Labour draft manifesto: pledges to reverse legal aid cuts, cap court fees & open Orgreave inquiry
A Labour government would reinstate some of the 2013 legal aid cuts, cap court fees and open an inquiry into the 1984 ‘Battle Orgeave’ clash between miners and the police, according to a draft manifesto leaked yesterday. Access to justice was being ‘eroded’ by ‘the withdrawal of legal aid, by the removal of appeal rights, by the delays arising from over-crowded courts and tribunals, and by the costs of fees acting as a barrier to justice’, it said.
The draft contained a pledge to recruit 3,000 more prison officers and 10,000 more police officers. ‘Our criminal justice system is not working,’ it said. ‘Prisons are overcrowded and re-offending rates are too high.’ Prisons should never be ‘a substitute for failing mental health services, or the withdrawal of funding from drug treatment centres’, it continued.
The manifesto promised a review of the Prevent counter-terrorism strategy which had ‘the potential to drive a wedge between the authorities and entire communities’. ‘Some feel they have been unfairly targeted and singled out because of some failings in Prevent,’ it said.
There was an explicit pledge to ‘consider’ the recommendations of the Bach commission on access to justice which is looking at reinstating public funding for social welfare law, some debt and family cases as well as a radical reduction in administration costs and the role of the Legal Aid Agency. The independent commission, which is supported by Labour, published its interim report at the end of last year revealing a justice system (in its words) ‘creaking at the seams’. The party’s 2015 manifesto omitted any reference to legal aid.
The draft said that justice was ‘becoming the preserve of the rich – those who can afford a lawyer and to go to the courts. ‘For the ordinary man or woman, for the football fan, the striking worker, the environmental activist, the trade unionist, the disability benefit claimant – for them, for us – all too often, justice is denied and the truth is covered up,’ it said. A Labour government would campaign for ‘full inquiries into historic injustices, as we did for Hillsborough, and in government we will open inquiries into the scandal of contaminated blood, Orgreave, blacklisting, and we will release all papers relating to the Shrewsbury 24’.
‘Justice is becoming the preserve of the rich. Those who can afford a lawyer and to go to the courts. For the ordinary man or woman, for the football fan, the striking worker, the environmental activist, the trade unionist, the disability benefit claimant for them, for us, all too often, justice is denied and the truth is covered up. Labour will campaign for full inquiries into historic injustices, as we did for Hillsborough, and in government we will open inquiries into the scandal of contaminated blood, Orgreave, blacklisting, and we will release all papers relating to the Shrewsbury 24.’

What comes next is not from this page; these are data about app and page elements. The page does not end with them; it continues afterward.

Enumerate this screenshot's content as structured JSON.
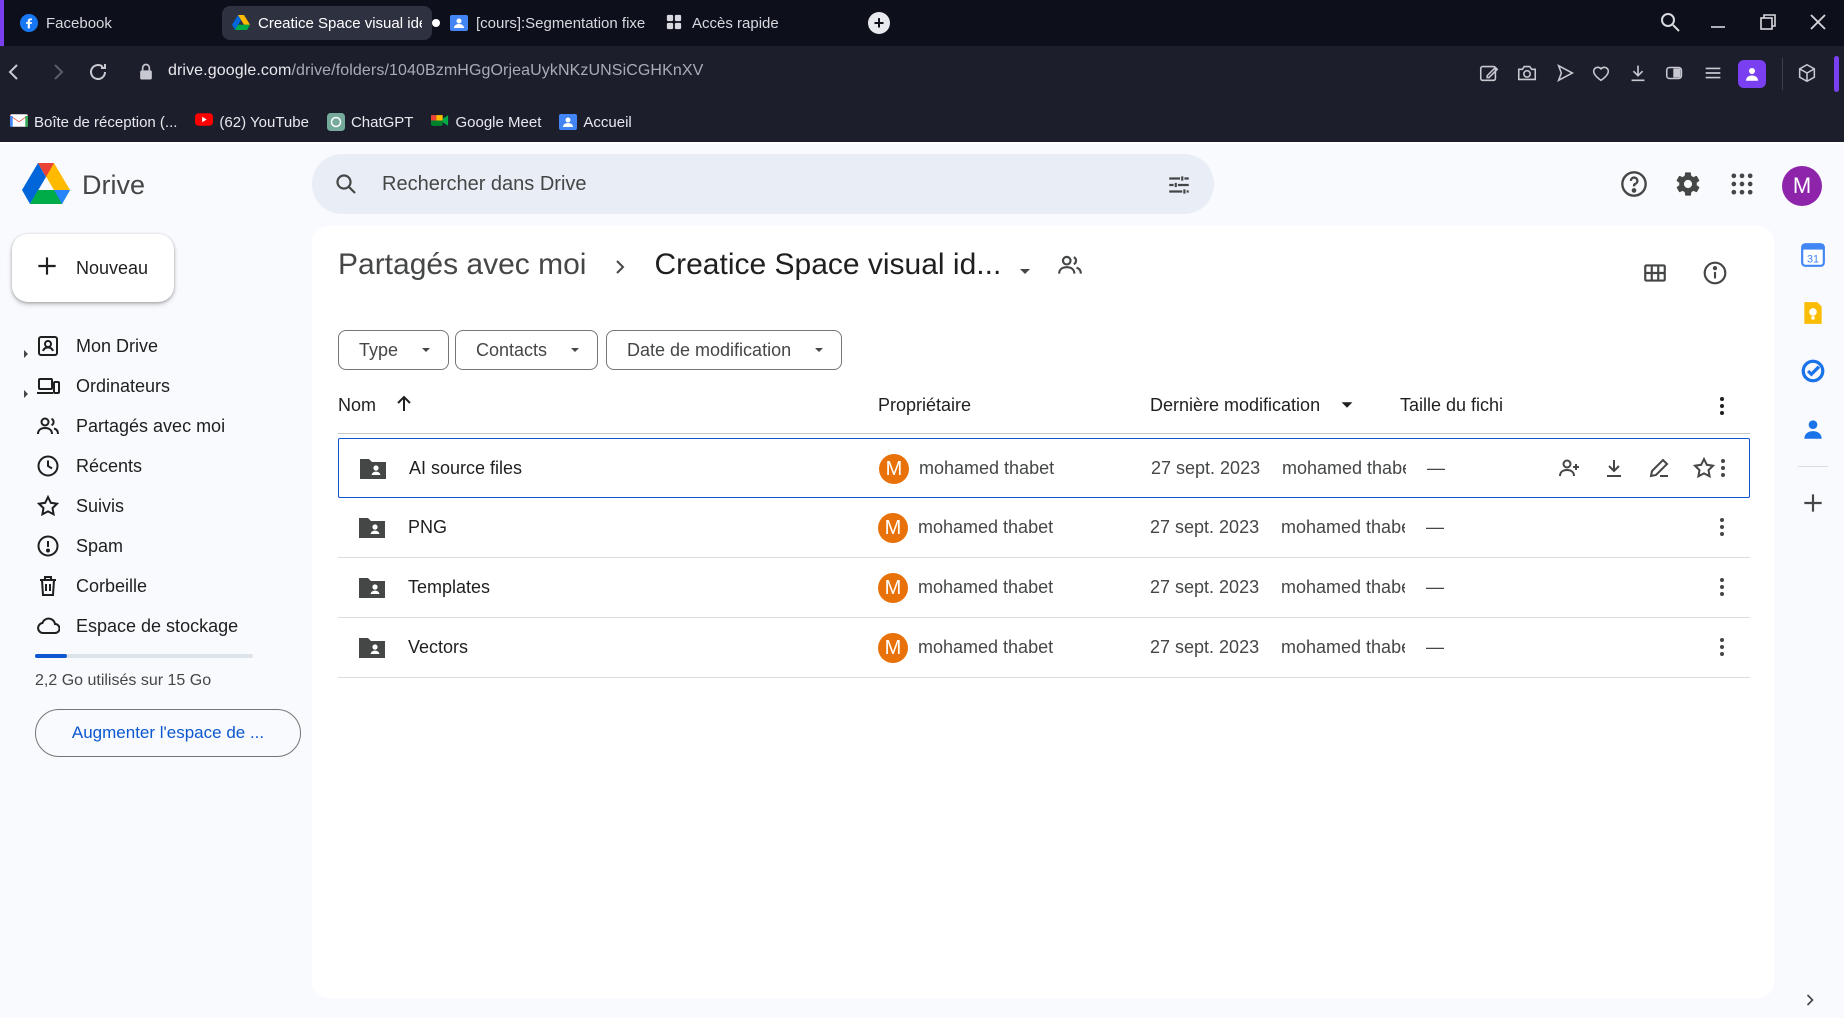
{
  "browser": {
    "tabs": [
      {
        "title": "Facebook",
        "active": false
      },
      {
        "title": "Creatice Space visual iden",
        "active": true
      },
      {
        "title": "[cours]:Segmentation fixe",
        "active": false
      },
      {
        "title": "Accès rapide",
        "active": false
      }
    ],
    "url_host": "drive.google.com",
    "url_path": "/drive/folders/1040BzmHGgOrjeaUykNKzUNSiCGHKnXV",
    "bookmarks": [
      {
        "label": "Boîte de réception (..."
      },
      {
        "label": "(62) YouTube"
      },
      {
        "label": "ChatGPT"
      },
      {
        "label": "Google Meet"
      },
      {
        "label": "Accueil"
      }
    ]
  },
  "drive": {
    "logo_text": "Drive",
    "search_placeholder": "Rechercher dans Drive",
    "new_label": "Nouveau",
    "account_initial": "M",
    "nav": [
      {
        "label": "Mon Drive",
        "icon": "my-drive-icon"
      },
      {
        "label": "Ordinateurs",
        "icon": "computers-icon"
      },
      {
        "label": "Partagés avec moi",
        "icon": "shared-icon"
      },
      {
        "label": "Récents",
        "icon": "clock-icon"
      },
      {
        "label": "Suivis",
        "icon": "star-icon"
      },
      {
        "label": "Spam",
        "icon": "spam-icon"
      },
      {
        "label": "Corbeille",
        "icon": "trash-icon"
      },
      {
        "label": "Espace de stockage",
        "icon": "cloud-icon"
      }
    ],
    "storage": {
      "text": "2,2 Go utilisés sur 15 Go",
      "used_fraction": 0.147
    },
    "upgrade_label": "Augmenter l'espace de ...",
    "breadcrumb": {
      "root": "Partagés avec moi",
      "current": "Creatice Space visual id..."
    },
    "filters": [
      "Type",
      "Contacts",
      "Date de modification"
    ],
    "columns": {
      "name": "Nom",
      "owner": "Propriétaire",
      "modified": "Dernière modification",
      "size": "Taille du fichi"
    },
    "files": [
      {
        "name": "AI source files",
        "owner_initial": "M",
        "owner": "mohamed thabet",
        "date": "27 sept. 2023",
        "modified_by": "mohamed thabet",
        "size": "—",
        "selected": true
      },
      {
        "name": "PNG",
        "owner_initial": "M",
        "owner": "mohamed thabet",
        "date": "27 sept. 2023",
        "modified_by": "mohamed thabet",
        "size": "—",
        "selected": false
      },
      {
        "name": "Templates",
        "owner_initial": "M",
        "owner": "mohamed thabet",
        "date": "27 sept. 2023",
        "modified_by": "mohamed thabet",
        "size": "—",
        "selected": false
      },
      {
        "name": "Vectors",
        "owner_initial": "M",
        "owner": "mohamed thabet",
        "date": "27 sept. 2023",
        "modified_by": "mohamed thabet",
        "size": "—",
        "selected": false
      }
    ],
    "calendar_day": "31",
    "colors": {
      "accent": "#0b57d0",
      "avatar": "#8e24aa",
      "owner_avatar": "#e8710a"
    }
  }
}
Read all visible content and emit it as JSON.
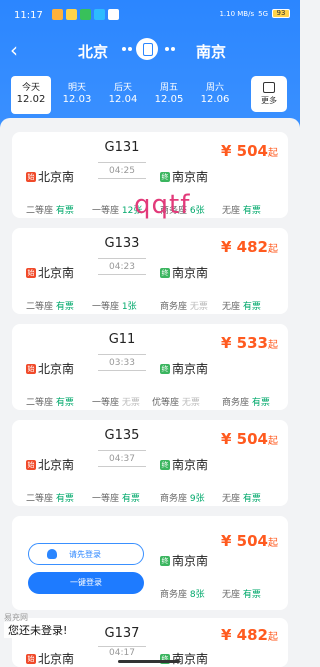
{
  "status": {
    "time": "11:17",
    "net": "1.10 MB/s",
    "signal": "5G",
    "battery": "93"
  },
  "route": {
    "from": "北京",
    "to": "南京"
  },
  "dates": [
    {
      "day": "今天",
      "date": "12.02",
      "active": true
    },
    {
      "day": "明天",
      "date": "12.03"
    },
    {
      "day": "后天",
      "date": "12.04"
    },
    {
      "day": "周五",
      "date": "12.05"
    },
    {
      "day": "周六",
      "date": "12.06"
    }
  ],
  "more_label": "更多",
  "trains": [
    {
      "no": "G131",
      "dur": "04:25",
      "from": "北京南",
      "to": "南京南",
      "price": "¥ 504",
      "price_suffix": "起",
      "seats": [
        {
          "t": "二等座",
          "s": "有票"
        },
        {
          "t": "一等座",
          "s": "12张"
        },
        {
          "t": "商务座",
          "s": "6张"
        },
        {
          "t": "无座",
          "s": "有票"
        }
      ]
    },
    {
      "no": "G133",
      "dur": "04:23",
      "from": "北京南",
      "to": "南京南",
      "price": "¥ 482",
      "price_suffix": "起",
      "seats": [
        {
          "t": "二等座",
          "s": "有票"
        },
        {
          "t": "一等座",
          "s": "1张"
        },
        {
          "t": "商务座",
          "s": "无票"
        },
        {
          "t": "无座",
          "s": "有票"
        }
      ]
    },
    {
      "no": "G11",
      "dur": "03:33",
      "from": "北京南",
      "to": "南京南",
      "price": "¥ 533",
      "price_suffix": "起",
      "seats": [
        {
          "t": "二等座",
          "s": "有票"
        },
        {
          "t": "一等座",
          "s": "无票"
        },
        {
          "t": "优等座",
          "s": "无票"
        },
        {
          "t": "商务座",
          "s": "有票"
        }
      ]
    },
    {
      "no": "G135",
      "dur": "04:37",
      "from": "北京南",
      "to": "南京南",
      "price": "¥ 504",
      "price_suffix": "起",
      "seats": [
        {
          "t": "二等座",
          "s": "有票"
        },
        {
          "t": "一等座",
          "s": "有票"
        },
        {
          "t": "商务座",
          "s": "9张"
        },
        {
          "t": "无座",
          "s": "有票"
        }
      ]
    },
    {
      "no": "",
      "dur": "",
      "from": "",
      "to": "南京南",
      "price": "¥ 504",
      "price_suffix": "起",
      "seats": [
        {
          "t": "",
          "s": ""
        },
        {
          "t": "",
          "s": ""
        },
        {
          "t": "商务座",
          "s": "8张"
        },
        {
          "t": "无座",
          "s": "有票"
        }
      ]
    },
    {
      "no": "G137",
      "dur": "04:17",
      "from": "北京南",
      "to": "南京南",
      "price": "¥ 482",
      "price_suffix": "起",
      "seats": []
    }
  ],
  "watermark": "qqtf",
  "login": {
    "prompt": "请先登录",
    "quick": "一键登录",
    "ad_text": "易充网",
    "not_logged": "您还未登录!"
  },
  "tags": {
    "start": "始",
    "end": "终"
  }
}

Draft Labour Party manifesto
According to the justice policy, a Labour government would re-establish legal aid for private family law. It called the consequences of its withdrawal ‘shameful’ especially the requirement for ‘victims of domestic abuse to pay doctors for certification of their injuries’. It would also reintroduce public funding for judicial review which, the draft said, was ‘an important way of holding government to account’. ‘We believe that judges should not be denied the opportunity to check excessive abuse of effective power by the establishment for the sake of a few pounds.’
On court fees, Labour would ‘not prohibit the courts from raising monies to provide services’ but introduce ‘a ratio to establish the maximum difference between actual costs and charges levied’.
Author: Jon Robins
Jon is editor of the Justice Gap. He is a freelance journalist. Jon’s books include The First Miscarriage of Justice (Waterside Press, 2014), The Justice Gap (LAG, 2009) and People Power (Daily Telegraph/LawPack, 2008). Jon is a journalism lecturer at Winchester University and a visiting senior fellow in access to justice at the University of Lincoln. He is twice winner of the Bar Council’s journalism award (2015 and 2005) and is shortlisted for this year’s Criminal Justice Alliance’s journalism award